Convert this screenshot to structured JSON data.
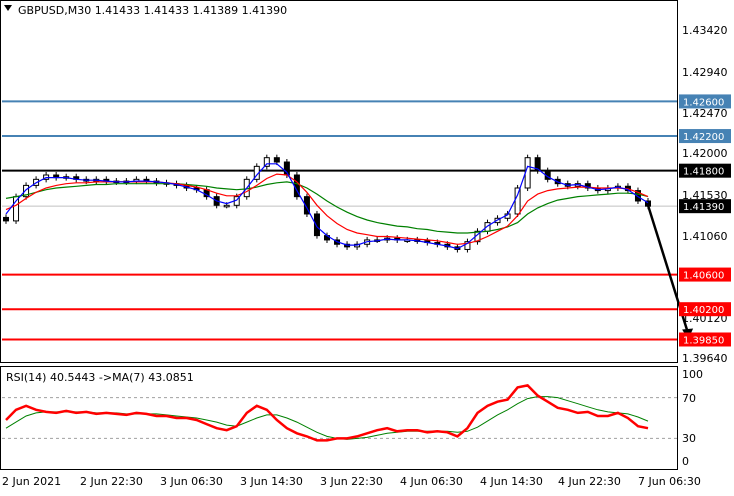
{
  "header": {
    "symbol_text": "GBPUSD,M30  1.41433 1.41433 1.41389 1.41390",
    "collapse_icon": "triangle-down-icon"
  },
  "colors": {
    "blue_level": "#4682b4",
    "red_level": "#ff0000",
    "black_level": "#000000",
    "candle_body": "#000000",
    "ma_fast": "#0000ff",
    "ma_mid": "#ff0000",
    "ma_slow": "#008000",
    "rsi": "#ff0000",
    "rsi_ma": "#008000",
    "grid": "#c0c0c0"
  },
  "chart_data": [
    {
      "type": "candlestick",
      "title": "GBPUSD,M30",
      "ohlc_last": {
        "open": 1.41433,
        "high": 1.41433,
        "low": 1.41389,
        "close": 1.4139
      },
      "ylim": [
        1.3959,
        1.4376
      ],
      "y_ticks": [
        "1.43420",
        "1.42940",
        "1.42470",
        "1.42000",
        "1.41530",
        "1.41060",
        "1.40590",
        "1.40120",
        "1.39640"
      ],
      "x_ticks": [
        "2 Jun 2021",
        "2 Jun 22:30",
        "3 Jun 06:30",
        "3 Jun 14:30",
        "3 Jun 22:30",
        "4 Jun 06:30",
        "4 Jun 14:30",
        "4 Jun 22:30",
        "7 Jun 06:30"
      ],
      "current_price_label": "1.41390",
      "levels": [
        {
          "value": 1.426,
          "label": "1.42600",
          "color": "#4682b4"
        },
        {
          "value": 1.422,
          "label": "1.42200",
          "color": "#4682b4"
        },
        {
          "value": 1.418,
          "label": "1.41800",
          "color": "#000000"
        },
        {
          "value": 1.406,
          "label": "1.40600",
          "color": "#ff0000"
        },
        {
          "value": 1.402,
          "label": "1.40200",
          "color": "#ff0000"
        },
        {
          "value": 1.3985,
          "label": "1.39850",
          "color": "#ff0000"
        }
      ],
      "close_series": [
        1.4122,
        1.415,
        1.4163,
        1.417,
        1.4175,
        1.4172,
        1.4173,
        1.417,
        1.4168,
        1.417,
        1.4168,
        1.4167,
        1.4168,
        1.417,
        1.4168,
        1.4166,
        1.4165,
        1.4163,
        1.416,
        1.4158,
        1.415,
        1.414,
        1.414,
        1.415,
        1.417,
        1.4185,
        1.4195,
        1.419,
        1.4175,
        1.415,
        1.413,
        1.4105,
        1.41,
        1.4095,
        1.4092,
        1.4095,
        1.41,
        1.41,
        1.4102,
        1.41,
        1.41,
        1.4099,
        1.4097,
        1.4095,
        1.4092,
        1.4089,
        1.4098,
        1.411,
        1.412,
        1.4125,
        1.413,
        1.416,
        1.4195,
        1.418,
        1.417,
        1.4165,
        1.4162,
        1.4165,
        1.416,
        1.4157,
        1.416,
        1.4162,
        1.4157,
        1.4145,
        1.4139
      ],
      "ma_fast_series": [
        1.413,
        1.4145,
        1.4158,
        1.4166,
        1.4172,
        1.4172,
        1.4172,
        1.417,
        1.4169,
        1.4169,
        1.4168,
        1.4167,
        1.4167,
        1.4168,
        1.4168,
        1.4167,
        1.4166,
        1.4164,
        1.4161,
        1.4158,
        1.4152,
        1.4145,
        1.4142,
        1.4146,
        1.416,
        1.4175,
        1.4188,
        1.4188,
        1.4178,
        1.4157,
        1.4137,
        1.4115,
        1.4105,
        1.4098,
        1.4094,
        1.4094,
        1.4098,
        1.4099,
        1.4101,
        1.41,
        1.41,
        1.4099,
        1.4097,
        1.4095,
        1.4093,
        1.409,
        1.4096,
        1.4106,
        1.4116,
        1.4123,
        1.4129,
        1.4152,
        1.4185,
        1.4182,
        1.4173,
        1.4167,
        1.4163,
        1.4164,
        1.4161,
        1.4158,
        1.4159,
        1.4161,
        1.4158,
        1.415,
        1.4143
      ],
      "ma_mid_series": [
        1.4135,
        1.414,
        1.4148,
        1.4155,
        1.416,
        1.4163,
        1.4165,
        1.4166,
        1.4166,
        1.4167,
        1.4167,
        1.4167,
        1.4167,
        1.4167,
        1.4167,
        1.4167,
        1.4166,
        1.4165,
        1.4163,
        1.4161,
        1.4158,
        1.4154,
        1.4151,
        1.4151,
        1.4156,
        1.4163,
        1.4171,
        1.4176,
        1.4175,
        1.4167,
        1.4155,
        1.414,
        1.4128,
        1.4119,
        1.4112,
        1.4108,
        1.4106,
        1.4104,
        1.4104,
        1.4103,
        1.4102,
        1.4101,
        1.41,
        1.4099,
        1.4097,
        1.4095,
        1.4096,
        1.4099,
        1.4104,
        1.411,
        1.4116,
        1.4128,
        1.4145,
        1.4153,
        1.4157,
        1.4159,
        1.416,
        1.4161,
        1.4161,
        1.416,
        1.416,
        1.416,
        1.4159,
        1.4155,
        1.415
      ],
      "ma_slow_series": [
        1.4148,
        1.415,
        1.4152,
        1.4155,
        1.4158,
        1.416,
        1.4161,
        1.4162,
        1.4163,
        1.4164,
        1.4164,
        1.4165,
        1.4165,
        1.4165,
        1.4165,
        1.4165,
        1.4165,
        1.4165,
        1.4164,
        1.4163,
        1.4162,
        1.416,
        1.4159,
        1.4158,
        1.4159,
        1.4161,
        1.4164,
        1.4166,
        1.4167,
        1.4165,
        1.416,
        1.4153,
        1.4145,
        1.4138,
        1.4132,
        1.4127,
        1.4123,
        1.412,
        1.4118,
        1.4116,
        1.4115,
        1.4113,
        1.4112,
        1.411,
        1.4109,
        1.4108,
        1.4108,
        1.4109,
        1.411,
        1.4112,
        1.4115,
        1.412,
        1.413,
        1.4137,
        1.4142,
        1.4146,
        1.4148,
        1.415,
        1.4151,
        1.4152,
        1.4153,
        1.4154,
        1.4154,
        1.4153,
        1.415
      ],
      "annotation_arrow": {
        "from": [
          64,
          1.414
        ],
        "to": [
          68,
          1.3985
        ]
      }
    },
    {
      "type": "line",
      "title": "RSI(14) 40.5443  ->MA(7) 43.0851",
      "ylim": [
        0,
        100
      ],
      "y_ticks": [
        "100",
        "70",
        "30",
        "0"
      ],
      "levels": [
        70,
        30
      ],
      "rsi_series": [
        48,
        58,
        62,
        58,
        56,
        55,
        57,
        55,
        56,
        54,
        55,
        54,
        53,
        55,
        54,
        52,
        52,
        50,
        50,
        48,
        44,
        40,
        38,
        42,
        55,
        62,
        58,
        48,
        40,
        35,
        32,
        28,
        28,
        30,
        30,
        32,
        35,
        38,
        40,
        37,
        38,
        38,
        36,
        37,
        36,
        32,
        40,
        55,
        62,
        66,
        68,
        80,
        82,
        72,
        66,
        60,
        58,
        55,
        56,
        52,
        52,
        55,
        50,
        42,
        40
      ],
      "rsi_ma_series": [
        40,
        46,
        52,
        55,
        56,
        56,
        56,
        56,
        56,
        55,
        55,
        55,
        54,
        54,
        54,
        54,
        53,
        52,
        51,
        50,
        48,
        46,
        43,
        42,
        46,
        50,
        53,
        53,
        50,
        46,
        41,
        36,
        32,
        30,
        29,
        30,
        31,
        33,
        35,
        36,
        37,
        37,
        37,
        37,
        37,
        36,
        37,
        41,
        47,
        53,
        58,
        64,
        69,
        71,
        71,
        70,
        67,
        64,
        61,
        58,
        56,
        55,
        54,
        51,
        47
      ]
    }
  ]
}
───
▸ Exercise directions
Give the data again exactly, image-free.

▸ Task solution
Convert this screenshot to structured JSON data.
{
  "header": {
    "symbol_text": "GBPUSD,M30  1.41433 1.41433 1.41389 1.41390",
    "collapse_icon": "triangle-down-icon"
  },
  "colors": {
    "blue_level": "#4682b4",
    "red_level": "#ff0000",
    "black_level": "#000000",
    "candle_body": "#000000",
    "ma_fast": "#0000ff",
    "ma_mid": "#ff0000",
    "ma_slow": "#008000",
    "rsi": "#ff0000",
    "rsi_ma": "#008000",
    "grid": "#c0c0c0"
  },
  "chart_data": [
    {
      "type": "candlestick",
      "title": "GBPUSD,M30",
      "ohlc_last": {
        "open": 1.41433,
        "high": 1.41433,
        "low": 1.41389,
        "close": 1.4139
      },
      "ylim": [
        1.3959,
        1.4376
      ],
      "y_ticks": [
        "1.43420",
        "1.42940",
        "1.42470",
        "1.42000",
        "1.41530",
        "1.41060",
        "1.40590",
        "1.40120",
        "1.39640"
      ],
      "x_ticks": [
        "2 Jun 2021",
        "2 Jun 22:30",
        "3 Jun 06:30",
        "3 Jun 14:30",
        "3 Jun 22:30",
        "4 Jun 06:30",
        "4 Jun 14:30",
        "4 Jun 22:30",
        "7 Jun 06:30"
      ],
      "current_price_label": "1.41390",
      "levels": [
        {
          "value": 1.426,
          "label": "1.42600",
          "color": "#4682b4"
        },
        {
          "value": 1.422,
          "label": "1.42200",
          "color": "#4682b4"
        },
        {
          "value": 1.418,
          "label": "1.41800",
          "color": "#000000"
        },
        {
          "value": 1.406,
          "label": "1.40600",
          "color": "#ff0000"
        },
        {
          "value": 1.402,
          "label": "1.40200",
          "color": "#ff0000"
        },
        {
          "value": 1.3985,
          "label": "1.39850",
          "color": "#ff0000"
        }
      ],
      "close_series": [
        1.4122,
        1.415,
        1.4163,
        1.417,
        1.4175,
        1.4172,
        1.4173,
        1.417,
        1.4168,
        1.417,
        1.4168,
        1.4167,
        1.4168,
        1.417,
        1.4168,
        1.4166,
        1.4165,
        1.4163,
        1.416,
        1.4158,
        1.415,
        1.414,
        1.414,
        1.415,
        1.417,
        1.4185,
        1.4195,
        1.419,
        1.4175,
        1.415,
        1.413,
        1.4105,
        1.41,
        1.4095,
        1.4092,
        1.4095,
        1.41,
        1.41,
        1.4102,
        1.41,
        1.41,
        1.4099,
        1.4097,
        1.4095,
        1.4092,
        1.4089,
        1.4098,
        1.411,
        1.412,
        1.4125,
        1.413,
        1.416,
        1.4195,
        1.418,
        1.417,
        1.4165,
        1.4162,
        1.4165,
        1.416,
        1.4157,
        1.416,
        1.4162,
        1.4157,
        1.4145,
        1.4139
      ],
      "ma_fast_series": [
        1.413,
        1.4145,
        1.4158,
        1.4166,
        1.4172,
        1.4172,
        1.4172,
        1.417,
        1.4169,
        1.4169,
        1.4168,
        1.4167,
        1.4167,
        1.4168,
        1.4168,
        1.4167,
        1.4166,
        1.4164,
        1.4161,
        1.4158,
        1.4152,
        1.4145,
        1.4142,
        1.4146,
        1.416,
        1.4175,
        1.4188,
        1.4188,
        1.4178,
        1.4157,
        1.4137,
        1.4115,
        1.4105,
        1.4098,
        1.4094,
        1.4094,
        1.4098,
        1.4099,
        1.4101,
        1.41,
        1.41,
        1.4099,
        1.4097,
        1.4095,
        1.4093,
        1.409,
        1.4096,
        1.4106,
        1.4116,
        1.4123,
        1.4129,
        1.4152,
        1.4185,
        1.4182,
        1.4173,
        1.4167,
        1.4163,
        1.4164,
        1.4161,
        1.4158,
        1.4159,
        1.4161,
        1.4158,
        1.415,
        1.4143
      ],
      "ma_mid_series": [
        1.4135,
        1.414,
        1.4148,
        1.4155,
        1.416,
        1.4163,
        1.4165,
        1.4166,
        1.4166,
        1.4167,
        1.4167,
        1.4167,
        1.4167,
        1.4167,
        1.4167,
        1.4167,
        1.4166,
        1.4165,
        1.4163,
        1.4161,
        1.4158,
        1.4154,
        1.4151,
        1.4151,
        1.4156,
        1.4163,
        1.4171,
        1.4176,
        1.4175,
        1.4167,
        1.4155,
        1.414,
        1.4128,
        1.4119,
        1.4112,
        1.4108,
        1.4106,
        1.4104,
        1.4104,
        1.4103,
        1.4102,
        1.4101,
        1.41,
        1.4099,
        1.4097,
        1.4095,
        1.4096,
        1.4099,
        1.4104,
        1.411,
        1.4116,
        1.4128,
        1.4145,
        1.4153,
        1.4157,
        1.4159,
        1.416,
        1.4161,
        1.4161,
        1.416,
        1.416,
        1.416,
        1.4159,
        1.4155,
        1.415
      ],
      "ma_slow_series": [
        1.4148,
        1.415,
        1.4152,
        1.4155,
        1.4158,
        1.416,
        1.4161,
        1.4162,
        1.4163,
        1.4164,
        1.4164,
        1.4165,
        1.4165,
        1.4165,
        1.4165,
        1.4165,
        1.4165,
        1.4165,
        1.4164,
        1.4163,
        1.4162,
        1.416,
        1.4159,
        1.4158,
        1.4159,
        1.4161,
        1.4164,
        1.4166,
        1.4167,
        1.4165,
        1.416,
        1.4153,
        1.4145,
        1.4138,
        1.4132,
        1.4127,
        1.4123,
        1.412,
        1.4118,
        1.4116,
        1.4115,
        1.4113,
        1.4112,
        1.411,
        1.4109,
        1.4108,
        1.4108,
        1.4109,
        1.411,
        1.4112,
        1.4115,
        1.412,
        1.413,
        1.4137,
        1.4142,
        1.4146,
        1.4148,
        1.415,
        1.4151,
        1.4152,
        1.4153,
        1.4154,
        1.4154,
        1.4153,
        1.415
      ],
      "annotation_arrow": {
        "from": [
          64,
          1.414
        ],
        "to": [
          68,
          1.3985
        ]
      }
    },
    {
      "type": "line",
      "title": "RSI(14) 40.5443  ->MA(7) 43.0851",
      "ylim": [
        0,
        100
      ],
      "y_ticks": [
        "100",
        "70",
        "30",
        "0"
      ],
      "levels": [
        70,
        30
      ],
      "rsi_series": [
        48,
        58,
        62,
        58,
        56,
        55,
        57,
        55,
        56,
        54,
        55,
        54,
        53,
        55,
        54,
        52,
        52,
        50,
        50,
        48,
        44,
        40,
        38,
        42,
        55,
        62,
        58,
        48,
        40,
        35,
        32,
        28,
        28,
        30,
        30,
        32,
        35,
        38,
        40,
        37,
        38,
        38,
        36,
        37,
        36,
        32,
        40,
        55,
        62,
        66,
        68,
        80,
        82,
        72,
        66,
        60,
        58,
        55,
        56,
        52,
        52,
        55,
        50,
        42,
        40
      ],
      "rsi_ma_series": [
        40,
        46,
        52,
        55,
        56,
        56,
        56,
        56,
        56,
        55,
        55,
        55,
        54,
        54,
        54,
        54,
        53,
        52,
        51,
        50,
        48,
        46,
        43,
        42,
        46,
        50,
        53,
        53,
        50,
        46,
        41,
        36,
        32,
        30,
        29,
        30,
        31,
        33,
        35,
        36,
        37,
        37,
        37,
        37,
        37,
        36,
        37,
        41,
        47,
        53,
        58,
        64,
        69,
        71,
        71,
        70,
        67,
        64,
        61,
        58,
        56,
        55,
        54,
        51,
        47
      ]
    }
  ]
}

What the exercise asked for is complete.